(Entries from a dataset of interfaces):
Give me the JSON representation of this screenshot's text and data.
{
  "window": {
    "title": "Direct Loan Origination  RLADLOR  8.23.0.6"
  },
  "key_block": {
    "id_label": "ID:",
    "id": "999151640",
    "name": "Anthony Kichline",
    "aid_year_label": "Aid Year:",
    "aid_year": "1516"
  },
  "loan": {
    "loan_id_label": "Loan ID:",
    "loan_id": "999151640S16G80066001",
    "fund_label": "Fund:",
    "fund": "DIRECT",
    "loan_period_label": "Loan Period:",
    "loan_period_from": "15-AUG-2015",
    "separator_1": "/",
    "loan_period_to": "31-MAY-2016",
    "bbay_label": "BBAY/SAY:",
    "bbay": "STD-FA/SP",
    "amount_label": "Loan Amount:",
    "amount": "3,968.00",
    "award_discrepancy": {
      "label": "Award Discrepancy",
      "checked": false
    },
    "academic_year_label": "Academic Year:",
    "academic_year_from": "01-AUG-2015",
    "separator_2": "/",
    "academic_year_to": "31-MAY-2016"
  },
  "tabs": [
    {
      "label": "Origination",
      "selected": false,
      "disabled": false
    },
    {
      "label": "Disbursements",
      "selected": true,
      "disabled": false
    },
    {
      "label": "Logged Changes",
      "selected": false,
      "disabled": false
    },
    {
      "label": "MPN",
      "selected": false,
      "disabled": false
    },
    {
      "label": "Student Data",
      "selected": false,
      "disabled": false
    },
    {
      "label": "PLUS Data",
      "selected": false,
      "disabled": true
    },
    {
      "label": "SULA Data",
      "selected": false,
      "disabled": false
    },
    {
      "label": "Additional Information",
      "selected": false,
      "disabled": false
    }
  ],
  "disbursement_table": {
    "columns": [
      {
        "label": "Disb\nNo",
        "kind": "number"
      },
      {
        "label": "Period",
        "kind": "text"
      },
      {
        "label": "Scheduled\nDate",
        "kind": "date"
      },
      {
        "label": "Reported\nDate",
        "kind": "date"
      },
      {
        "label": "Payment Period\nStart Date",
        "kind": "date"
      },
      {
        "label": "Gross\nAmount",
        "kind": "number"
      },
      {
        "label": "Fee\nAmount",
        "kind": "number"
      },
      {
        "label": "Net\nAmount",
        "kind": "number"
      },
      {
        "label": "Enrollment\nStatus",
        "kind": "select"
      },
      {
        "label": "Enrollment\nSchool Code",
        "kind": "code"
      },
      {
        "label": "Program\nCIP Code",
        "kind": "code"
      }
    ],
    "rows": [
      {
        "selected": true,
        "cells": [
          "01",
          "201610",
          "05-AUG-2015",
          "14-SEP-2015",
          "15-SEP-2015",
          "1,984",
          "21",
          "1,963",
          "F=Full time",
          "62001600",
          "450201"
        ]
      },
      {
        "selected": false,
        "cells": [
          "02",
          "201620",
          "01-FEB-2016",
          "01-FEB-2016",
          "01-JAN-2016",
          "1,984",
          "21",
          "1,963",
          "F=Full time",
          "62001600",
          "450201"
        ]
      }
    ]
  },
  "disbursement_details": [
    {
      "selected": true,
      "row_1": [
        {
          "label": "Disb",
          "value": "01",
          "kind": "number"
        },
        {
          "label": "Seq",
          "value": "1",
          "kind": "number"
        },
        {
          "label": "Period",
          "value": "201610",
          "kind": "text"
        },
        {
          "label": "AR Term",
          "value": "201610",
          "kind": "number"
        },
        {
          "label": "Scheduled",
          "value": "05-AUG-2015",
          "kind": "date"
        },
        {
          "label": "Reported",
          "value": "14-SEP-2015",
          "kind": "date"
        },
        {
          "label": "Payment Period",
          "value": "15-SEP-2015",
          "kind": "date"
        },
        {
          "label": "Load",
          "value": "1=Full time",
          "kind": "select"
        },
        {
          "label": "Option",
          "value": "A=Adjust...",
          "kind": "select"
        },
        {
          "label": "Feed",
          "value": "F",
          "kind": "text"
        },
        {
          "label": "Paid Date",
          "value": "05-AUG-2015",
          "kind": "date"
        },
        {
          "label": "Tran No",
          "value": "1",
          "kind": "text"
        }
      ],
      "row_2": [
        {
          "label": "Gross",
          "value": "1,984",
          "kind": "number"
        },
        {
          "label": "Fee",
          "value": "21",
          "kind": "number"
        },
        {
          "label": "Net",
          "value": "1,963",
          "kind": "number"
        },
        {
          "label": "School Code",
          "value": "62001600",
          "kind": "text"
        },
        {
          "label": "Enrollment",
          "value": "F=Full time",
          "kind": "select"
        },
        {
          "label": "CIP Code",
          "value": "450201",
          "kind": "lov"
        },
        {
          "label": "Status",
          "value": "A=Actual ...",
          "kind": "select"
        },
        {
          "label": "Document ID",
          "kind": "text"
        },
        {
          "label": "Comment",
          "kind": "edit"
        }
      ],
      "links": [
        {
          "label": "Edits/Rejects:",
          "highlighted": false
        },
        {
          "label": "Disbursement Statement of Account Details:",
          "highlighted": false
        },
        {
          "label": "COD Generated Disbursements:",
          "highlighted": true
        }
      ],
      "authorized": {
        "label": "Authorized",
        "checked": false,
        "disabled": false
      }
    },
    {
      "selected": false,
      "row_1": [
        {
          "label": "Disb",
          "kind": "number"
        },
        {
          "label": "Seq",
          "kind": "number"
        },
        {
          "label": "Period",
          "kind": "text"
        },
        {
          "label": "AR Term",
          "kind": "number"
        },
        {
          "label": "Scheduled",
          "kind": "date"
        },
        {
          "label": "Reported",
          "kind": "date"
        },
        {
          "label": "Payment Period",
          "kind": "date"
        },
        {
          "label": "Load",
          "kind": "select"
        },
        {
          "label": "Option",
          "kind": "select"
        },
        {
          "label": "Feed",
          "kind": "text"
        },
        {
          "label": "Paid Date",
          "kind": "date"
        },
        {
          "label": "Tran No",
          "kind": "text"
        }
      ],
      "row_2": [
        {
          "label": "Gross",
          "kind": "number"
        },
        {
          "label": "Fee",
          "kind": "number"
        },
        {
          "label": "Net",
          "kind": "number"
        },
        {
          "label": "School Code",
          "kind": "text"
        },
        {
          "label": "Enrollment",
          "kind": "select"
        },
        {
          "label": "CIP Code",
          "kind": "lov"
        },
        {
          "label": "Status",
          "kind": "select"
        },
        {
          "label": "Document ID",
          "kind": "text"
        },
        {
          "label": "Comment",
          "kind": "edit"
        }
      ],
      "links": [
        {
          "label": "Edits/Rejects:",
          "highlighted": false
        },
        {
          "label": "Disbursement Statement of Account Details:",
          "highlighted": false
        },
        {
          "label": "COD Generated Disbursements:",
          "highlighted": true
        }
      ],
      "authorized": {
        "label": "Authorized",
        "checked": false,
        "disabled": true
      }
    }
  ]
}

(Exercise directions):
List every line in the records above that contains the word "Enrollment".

(Answer space):
        "label": "Enrollment\nStatus",
        "label": "Enrollment\nSchool Code",
          "label": "Enrollment",
          "label": "Enrollment",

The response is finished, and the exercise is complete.